=== What you need to do ===
Scan the data below for the string "label". Show every line where it turns up.

=== Material for the task ===
Content starts
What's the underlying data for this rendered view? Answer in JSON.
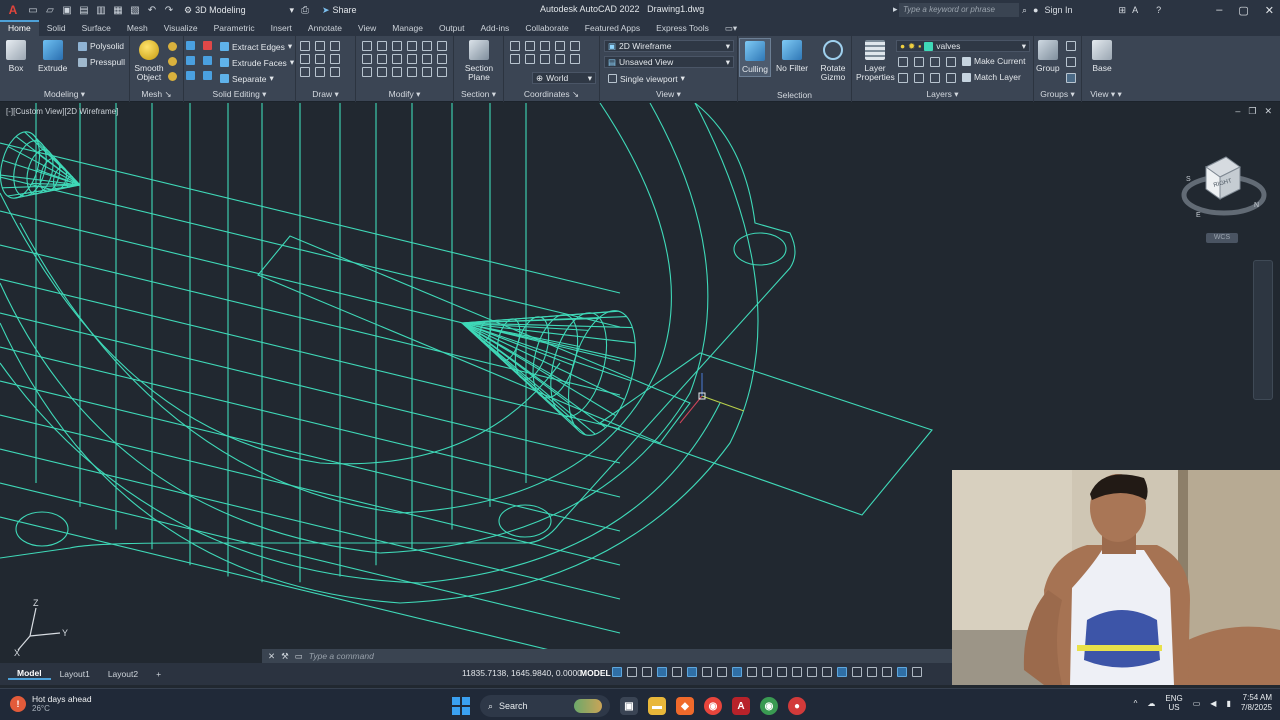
{
  "titlebar": {
    "logo": "A",
    "workspace": "3D Modeling",
    "share": "Share",
    "title": "Autodesk AutoCAD 2022",
    "filename": "Drawing1.dwg",
    "search_placeholder": "Type a keyword or phrase",
    "sign_in": "Sign In"
  },
  "ribbon": {
    "tabs": [
      "Home",
      "Solid",
      "Surface",
      "Mesh",
      "Visualize",
      "Parametric",
      "Insert",
      "Annotate",
      "View",
      "Manage",
      "Output",
      "Add-ins",
      "Collaborate",
      "Featured Apps",
      "Express Tools"
    ],
    "active_tab": "Home",
    "modeling": {
      "title": "Modeling",
      "box": "Box",
      "extrude": "Extrude",
      "polysolid": "Polysolid",
      "presspull": "Presspull"
    },
    "mesh": {
      "title": "Mesh",
      "smooth": "Smooth Object"
    },
    "solid_editing": {
      "title": "Solid Editing",
      "extract_edges": "Extract Edges",
      "extrude_faces": "Extrude Faces",
      "separate": "Separate"
    },
    "draw": {
      "title": "Draw"
    },
    "modify": {
      "title": "Modify"
    },
    "section": {
      "title": "Section",
      "plane": "Section Plane"
    },
    "coordinates": {
      "title": "Coordinates",
      "world": "World"
    },
    "view": {
      "title": "View",
      "visual_style": "2D Wireframe",
      "saved_view": "Unsaved View",
      "viewport": "Single viewport"
    },
    "selection": {
      "title": "Selection",
      "culling": "Culling",
      "no_filter": "No Filter",
      "rotate_gizmo": "Rotate Gizmo"
    },
    "layers": {
      "title": "Layers",
      "layer_properties": "Layer Properties",
      "layer_name": "valves",
      "make_current": "Make Current",
      "match_layer": "Match Layer"
    },
    "groups": {
      "title": "Groups",
      "group": "Group"
    },
    "view2": {
      "title": "View",
      "base": "Base"
    }
  },
  "viewport": {
    "label": "[-][Custom View][2D Wireframe]",
    "viewcube_face": "RIGHT",
    "compass": [
      "S",
      "E",
      "N"
    ],
    "wcs": "WCS",
    "ucs": [
      "Z",
      "Y",
      "X"
    ]
  },
  "command": {
    "placeholder": "Type a command"
  },
  "layout_tabs": [
    "Model",
    "Layout1",
    "Layout2"
  ],
  "status": {
    "coords": "11835.7138, 1645.9840, 0.0000",
    "model": "MODEL"
  },
  "taskbar": {
    "weather_title": "Hot days ahead",
    "weather_temp": "26°C",
    "search": "Search",
    "lang": "ENG",
    "region": "US",
    "time": "7:54 AM",
    "date": "7/8/2025"
  },
  "colors": {
    "wire": "#3fd9b8",
    "accent": "#4ea1d8",
    "bg": "#212830"
  }
}
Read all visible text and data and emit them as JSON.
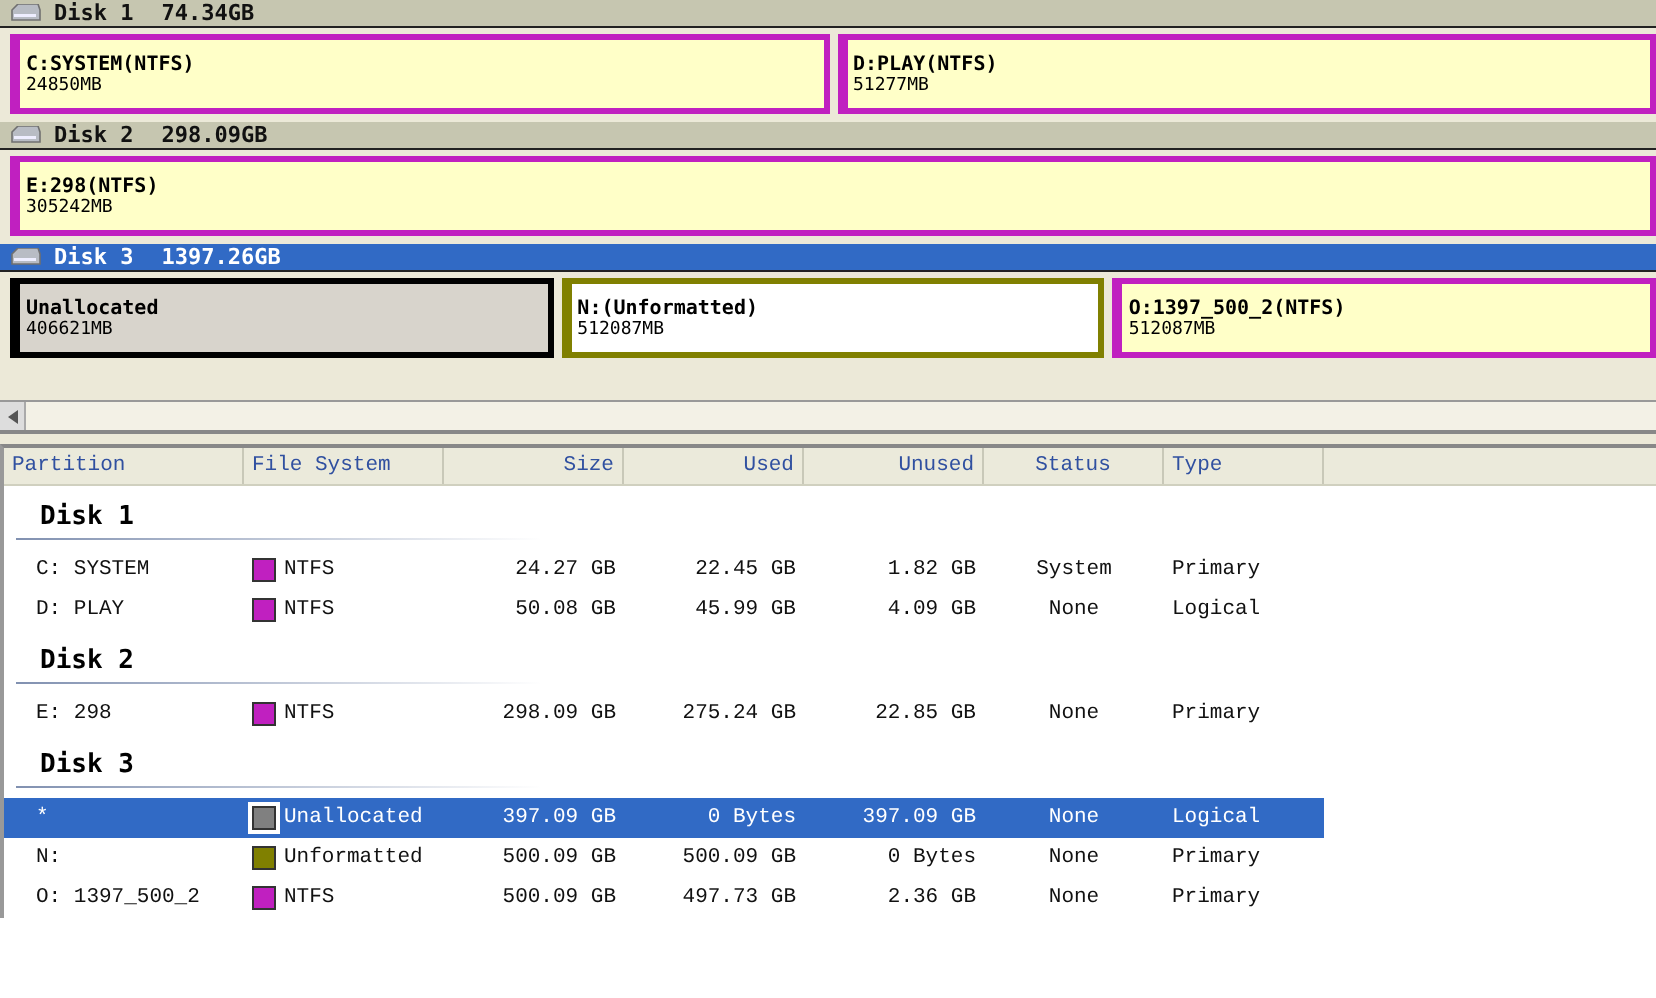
{
  "disks": [
    {
      "label": "Disk 1",
      "capacity": "74.34GB",
      "selected": false,
      "partitions": [
        {
          "name": "C:SYSTEM(NTFS)",
          "size": "24850MB",
          "color": "#c020c0"
        },
        {
          "name": "D:PLAY(NTFS)",
          "size": "51277MB",
          "color": "#c020c0"
        }
      ]
    },
    {
      "label": "Disk 2",
      "capacity": "298.09GB",
      "selected": false,
      "partitions": [
        {
          "name": "E:298(NTFS)",
          "size": "305242MB",
          "color": "#c020c0"
        }
      ]
    },
    {
      "label": "Disk 3",
      "capacity": "1397.26GB",
      "selected": true,
      "partitions": [
        {
          "name": "Unallocated",
          "size": "406621MB",
          "color": "#000000"
        },
        {
          "name": "N:(Unformatted)",
          "size": "512087MB",
          "color": "#808000"
        },
        {
          "name": "O:1397_500_2(NTFS)",
          "size": "512087MB",
          "color": "#c020c0"
        }
      ]
    }
  ],
  "table": {
    "columns": [
      "Partition",
      "File System",
      "Size",
      "Used",
      "Unused",
      "Status",
      "Type"
    ],
    "groups": [
      {
        "label": "Disk 1",
        "rows": [
          {
            "partition": "C: SYSTEM",
            "file_system": "NTFS",
            "color": "#c020c0",
            "size": "24.27 GB",
            "used": "22.45 GB",
            "unused": "1.82 GB",
            "status": "System",
            "type": "Primary",
            "selected": false
          },
          {
            "partition": "D: PLAY",
            "file_system": "NTFS",
            "color": "#c020c0",
            "size": "50.08 GB",
            "used": "45.99 GB",
            "unused": "4.09 GB",
            "status": "None",
            "type": "Logical",
            "selected": false
          }
        ]
      },
      {
        "label": "Disk 2",
        "rows": [
          {
            "partition": "E: 298",
            "file_system": "NTFS",
            "color": "#c020c0",
            "size": "298.09 GB",
            "used": "275.24 GB",
            "unused": "22.85 GB",
            "status": "None",
            "type": "Primary",
            "selected": false
          }
        ]
      },
      {
        "label": "Disk 3",
        "rows": [
          {
            "partition": "*",
            "file_system": "Unallocated",
            "color": "#808080",
            "size": "397.09 GB",
            "used": "0 Bytes",
            "unused": "397.09 GB",
            "status": "None",
            "type": "Logical",
            "selected": true
          },
          {
            "partition": "N:",
            "file_system": "Unformatted",
            "color": "#808000",
            "size": "500.09 GB",
            "used": "500.09 GB",
            "unused": "0 Bytes",
            "status": "None",
            "type": "Primary",
            "selected": false
          },
          {
            "partition": "O: 1397_500_2",
            "file_system": "NTFS",
            "color": "#c020c0",
            "size": "500.09 GB",
            "used": "497.73 GB",
            "unused": "2.36 GB",
            "status": "None",
            "type": "Primary",
            "selected": false
          }
        ]
      }
    ]
  }
}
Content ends
=== Your response ===
    "label": "[-][Custom View][2D Wireframe]",
      "label": "Disk 1",
      "label": "Disk 2",
      "label": "Disk 3",
        "label": "Disk 1",
        "label": "Disk 2",
        "label": "Disk 3",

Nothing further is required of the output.